The technology and practice most often associated with psychonauts is the use of psychedelic drugs for mental exploration. The method of use varies widely; such usage is often (but not always) entheogenic and informed by traditional shamanic uses of psychedelic drugs and rituals surrounding such usage.
Some psychedelics and dissociatives commonly used by psychonauts include:
Though avoided by most modern psychonauts, certain species of the Nightshade family have been used for psychoactive purposes throughout human history. The most common of these is Datura stramonium, which is classified as a deliriant, not as a psychedelic or entheogen. Datura is rarely used by psychonauts because control and lucidity are lost in a delirious state, and the experience is often not remembered. Similarly, psychonauts often prefer to consume salvia via the "quid" method, rather than inducing an intense, short-lived trip associated with smoking extracts. With deliriants like datura, self-inflicted injury and even death are quite common.
Cannabis is often used individually, or in combination with many hallucinogens to amplify and extend the experience.
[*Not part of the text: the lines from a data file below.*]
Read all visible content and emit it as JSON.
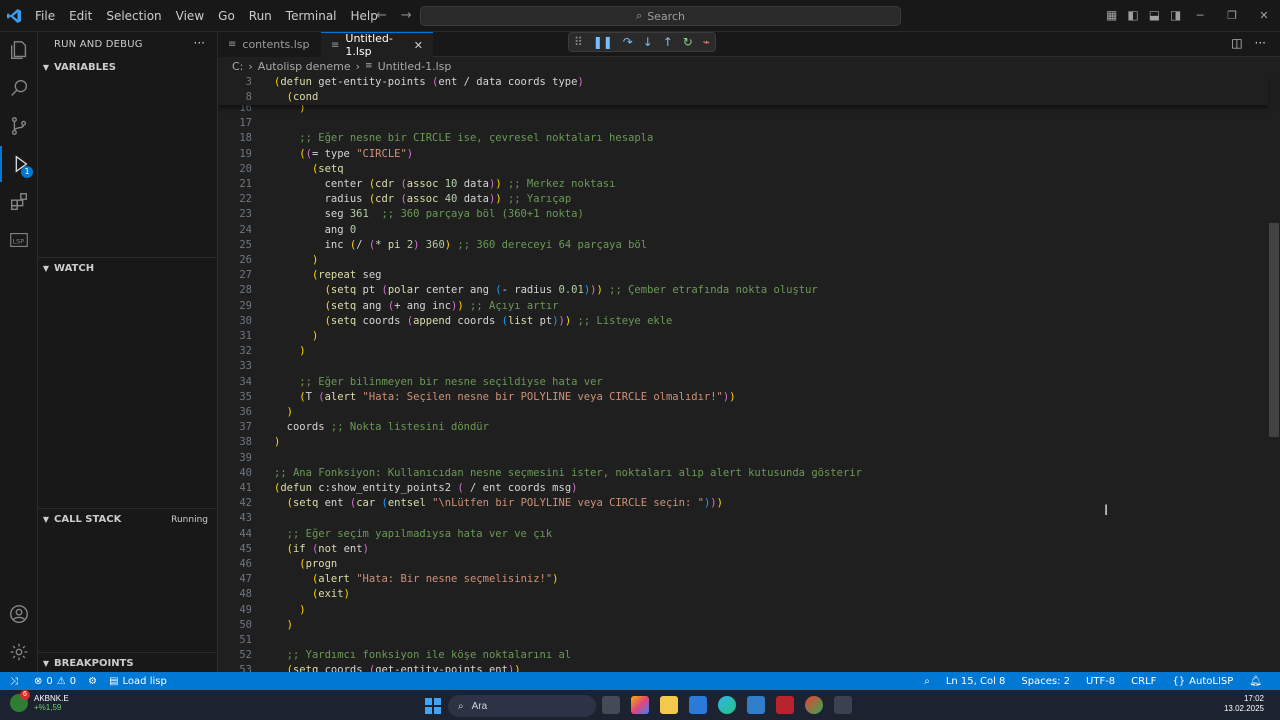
{
  "titlebar": {
    "menu": [
      "File",
      "Edit",
      "Selection",
      "View",
      "Go",
      "Run",
      "Terminal",
      "Help"
    ],
    "search_placeholder": "Search"
  },
  "sidebar": {
    "title": "RUN AND DEBUG",
    "more": "···",
    "sections": {
      "variables": "VARIABLES",
      "watch": "WATCH",
      "call_stack": "CALL STACK",
      "call_stack_status": "Running",
      "breakpoints": "BREAKPOINTS"
    },
    "debug_badge": "1"
  },
  "tabs": [
    {
      "label": "contents.lsp",
      "icon": "lsp-file-icon"
    },
    {
      "label": "Untitled-1.lsp",
      "icon": "lsp-file-icon",
      "active": true
    }
  ],
  "breadcrumb": {
    "root": "C:",
    "folder": "Autolisp deneme",
    "file": "Untitled-1.lsp"
  },
  "editor": {
    "sticky_lines": [
      {
        "no": "3",
        "code": "(defun get-entity-points (ent / data coords type)"
      },
      {
        "no": "8",
        "code": "  (cond"
      }
    ],
    "lines": [
      {
        "no": "16",
        "code": "    )"
      },
      {
        "no": "17",
        "code": ""
      },
      {
        "no": "18",
        "code": "    ;; Eğer nesne bir CIRCLE ise, çevresel noktaları hesapla"
      },
      {
        "no": "19",
        "code": "    ((= type \"CIRCLE\")"
      },
      {
        "no": "20",
        "code": "      (setq"
      },
      {
        "no": "21",
        "code": "        center (cdr (assoc 10 data)) ;; Merkez noktası"
      },
      {
        "no": "22",
        "code": "        radius (cdr (assoc 40 data)) ;; Yarıçap"
      },
      {
        "no": "23",
        "code": "        seg 361  ;; 360 parçaya böl (360+1 nokta)"
      },
      {
        "no": "24",
        "code": "        ang 0"
      },
      {
        "no": "25",
        "code": "        inc (/ (* pi 2) 360) ;; 360 dereceyi 64 parçaya böl"
      },
      {
        "no": "26",
        "code": "      )"
      },
      {
        "no": "27",
        "code": "      (repeat seg"
      },
      {
        "no": "28",
        "code": "        (setq pt (polar center ang (- radius 0.01))) ;; Çember etrafında nokta oluştur"
      },
      {
        "no": "29",
        "code": "        (setq ang (+ ang inc)) ;; Açıyı artır"
      },
      {
        "no": "30",
        "code": "        (setq coords (append coords (list pt))) ;; Listeye ekle"
      },
      {
        "no": "31",
        "code": "      )"
      },
      {
        "no": "32",
        "code": "    )"
      },
      {
        "no": "33",
        "code": ""
      },
      {
        "no": "34",
        "code": "    ;; Eğer bilinmeyen bir nesne seçildiyse hata ver"
      },
      {
        "no": "35",
        "code": "    (T (alert \"Hata: Seçilen nesne bir POLYLINE veya CIRCLE olmalıdır!\"))"
      },
      {
        "no": "36",
        "code": "  )"
      },
      {
        "no": "37",
        "code": "  coords ;; Nokta listesini döndür"
      },
      {
        "no": "38",
        "code": ")"
      },
      {
        "no": "39",
        "code": ""
      },
      {
        "no": "40",
        "code": ";; Ana Fonksiyon: Kullanıcıdan nesne seçmesini ister, noktaları alıp alert kutusunda gösterir"
      },
      {
        "no": "41",
        "code": "(defun c:show_entity_points2 ( / ent coords msg)"
      },
      {
        "no": "42",
        "code": "  (setq ent (car (entsel \"\\nLütfen bir POLYLINE veya CIRCLE seçin: \")))"
      },
      {
        "no": "43",
        "code": ""
      },
      {
        "no": "44",
        "code": "  ;; Eğer seçim yapılmadıysa hata ver ve çık"
      },
      {
        "no": "45",
        "code": "  (if (not ent)"
      },
      {
        "no": "46",
        "code": "    (progn"
      },
      {
        "no": "47",
        "code": "      (alert \"Hata: Bir nesne seçmelisiniz!\")"
      },
      {
        "no": "48",
        "code": "      (exit)"
      },
      {
        "no": "49",
        "code": "    )"
      },
      {
        "no": "50",
        "code": "  )"
      },
      {
        "no": "51",
        "code": ""
      },
      {
        "no": "52",
        "code": "  ;; Yardımcı fonksiyon ile köşe noktalarını al"
      },
      {
        "no": "53",
        "code": "  (setq coords (get-entity-points ent))"
      }
    ]
  },
  "statusbar": {
    "errors": "0",
    "warnings": "0",
    "task": "Load lisp",
    "position": "Ln 15, Col 8",
    "spaces": "Spaces: 2",
    "encoding": "UTF-8",
    "eol": "CRLF",
    "language": "AutoLISP",
    "color": "#0078d4"
  },
  "taskbar": {
    "stock_badge": "6",
    "stock_name": "AKBNK.E",
    "stock_change": "+%1,59",
    "search_text": "Ara",
    "time": "17:02",
    "date": "13.02.2025"
  }
}
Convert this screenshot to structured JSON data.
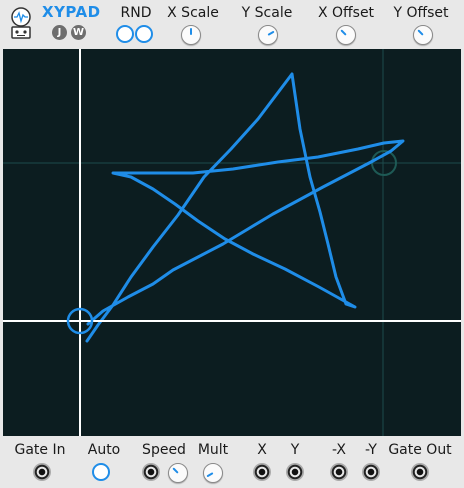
{
  "header": {
    "brand": "XYPAD",
    "badges": [
      "J",
      "W"
    ],
    "labels": {
      "rnd": "RND",
      "x_scale": "X Scale",
      "y_scale": "Y Scale",
      "x_offset": "X Offset",
      "y_offset": "Y Offset"
    }
  },
  "footer": {
    "labels": {
      "gate_in": "Gate In",
      "auto": "Auto",
      "speed": "Speed",
      "mult": "Mult",
      "x": "X",
      "y": "Y",
      "neg_x": "-X",
      "neg_y": "-Y",
      "gate_out": "Gate Out"
    }
  },
  "colors": {
    "accent": "#1f8de8",
    "pad_background": "#0c1d20",
    "crosshair": "#ffffff"
  },
  "icons": {
    "logo": "robot-face-icon",
    "jack": "audio-jack-icon"
  }
}
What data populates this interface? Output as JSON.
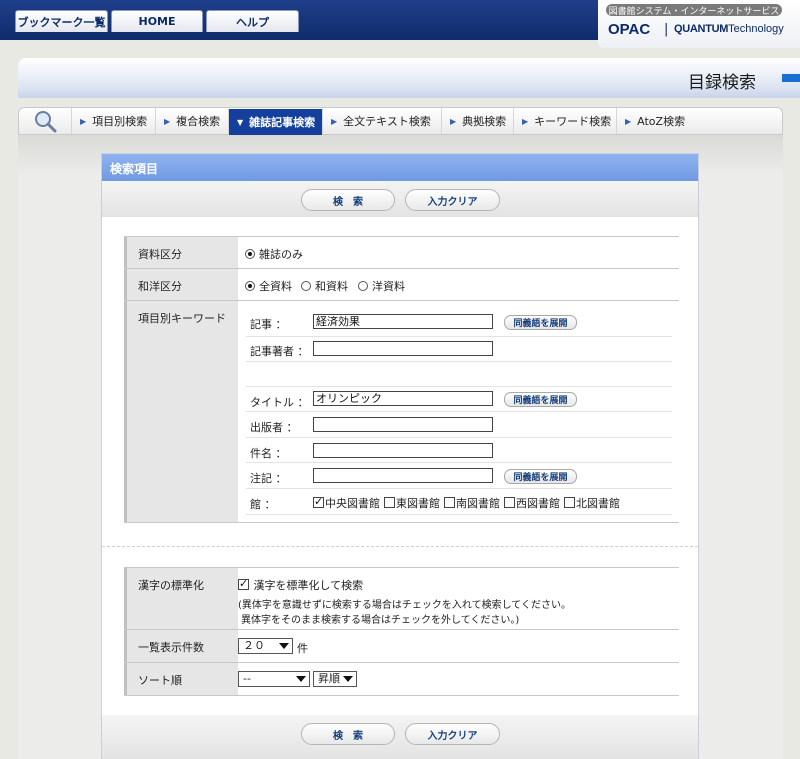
{
  "top_nav": {
    "tabs": [
      {
        "label": "ブックマーク一覧"
      },
      {
        "label": "HOME"
      },
      {
        "label": "ヘルプ"
      }
    ]
  },
  "brand": {
    "subtitle": "図書館システム・インターネットサービス",
    "opac": "OPAC",
    "separator": "|",
    "company_bold": "QUANTUM",
    "company_rest": "Technology"
  },
  "header": {
    "title": "目録検索"
  },
  "search_tabs": [
    {
      "label": "項目別検索",
      "active": false
    },
    {
      "label": "複合検索",
      "active": false
    },
    {
      "label": "雑誌記事検索",
      "active": true
    },
    {
      "label": "全文テキスト検索",
      "active": false
    },
    {
      "label": "典拠検索",
      "active": false
    },
    {
      "label": "キーワード検索",
      "active": false
    },
    {
      "label": "AtoZ検索",
      "active": false
    }
  ],
  "panel": {
    "title": "検索項目",
    "search_button": "検　索",
    "clear_button": "入力クリア",
    "material_type": {
      "label": "資料区分",
      "option": "雑誌のみ"
    },
    "language_type": {
      "label": "和洋区分",
      "options": [
        "全資料",
        "和資料",
        "洋資料"
      ],
      "selected": "全資料"
    },
    "keywords": {
      "label": "項目別キーワード",
      "synonym_button": "同義語を展開",
      "fields": [
        {
          "label": "記事 ：",
          "value": "経済効果"
        },
        {
          "label": "記事著者 ：",
          "value": ""
        },
        {
          "label": "タイトル ：",
          "value": "オリンピック"
        },
        {
          "label": "出版者 ：",
          "value": ""
        },
        {
          "label": "件名 ：",
          "value": ""
        },
        {
          "label": "注記 ：",
          "value": ""
        }
      ],
      "library": {
        "label": "館 ：",
        "options": [
          {
            "label": "中央図書館",
            "checked": true
          },
          {
            "label": "東図書館",
            "checked": false
          },
          {
            "label": "南図書館",
            "checked": false
          },
          {
            "label": "西図書館",
            "checked": false
          },
          {
            "label": "北図書館",
            "checked": false
          }
        ]
      }
    },
    "kanji": {
      "label": "漢字の標準化",
      "checkbox_label": "漢字を標準化して検索",
      "checked": true,
      "note1": "(異体字を意識せずに検索する場合はチェックを入れて検索してください。",
      "note2": "異体字をそのまま検索する場合はチェックを外してください。)"
    },
    "page_size": {
      "label": "一覧表示件数",
      "value": "２０",
      "unit": "件"
    },
    "sort": {
      "label": "ソート順",
      "field_value": "--",
      "order_value": "昇順"
    }
  }
}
As dreams are considered by psychonauts to be a window into thought processes, many keep dream journals in order to better remember dreams and further their understanding of their own symbolic internal dialogue. Many attempt to not only remember their dreams, but engage in lucid dreaming, in which one is consciously aware of their state while dreaming.
Certain types of meditation, such as those practiced in eastern religions. This can range from Zen-type meditation where the user focuses on their breath or a koan, or repeating/focusing on a mantra in one's head, as done in some forms of Raja Yoga. Transcendental Meditation is also practiced by some psychonauts.
Ritual is often employed for purposes of grounding and centering one's self, to set one's focus and intentions, and to instill a conception of the significance and depth of psychonautical practice. Repeated use of ritual may also train the brain to associate certain activities and states of consciousness with specific situations, creating deeper experiences and allowing one to more easily enter altered states of consciousness.
Other technologies and practices employed include:
Psychonautic practice, especially when it involves the use of psychedelic drugs, is regarded by some as risky, undesirable, and dangerous. Many mental illnesses (e.g. schizophrenia, autism, narcolepsy, attention deficit disorder, mania) are known to result from altered states of consciousness and thought patterns, and the intentional increase of the brain's pliability is considered by some to increase the risk of mental illness. Long-term use of psychedelic drugs may induce hallucinogen persisting perception disorder, and certain meditation practices can cause a similar condition known as kundalini syndrome. However, as altered-consciousness therapies have proven effective for improving peoples' overall health, the controlled and informed pursuit of at least psychonautic practices is generally considered safe.
Psychonauts tend to be libertarian in social ideology, with a firm commitment to individual responsibility. Therefore, they tend to be risk-averse in comparison to other categories of recreational drug users. In general, they eschew the most dangerous and addictive drugs (e.g. cocaine, methamphetamine, heroin), finding them to be crude, toxic, and devoid of educational value. Since the goal of meditative and psychedlic practice is to disenslave oneself, the use of addictive drugs is clearly contrary to that goal. Additionally, psychonauts are often more likely to use drugs with established shamanic traditions, since they have more evidence of safety.
List of psychonauts
Scientists, philosophers and writers:
|This article is licensed under the GNU Free Documentation License. It uses material from the Wikipedia article "Psychonaut". A list of authors is available in Wikipedia.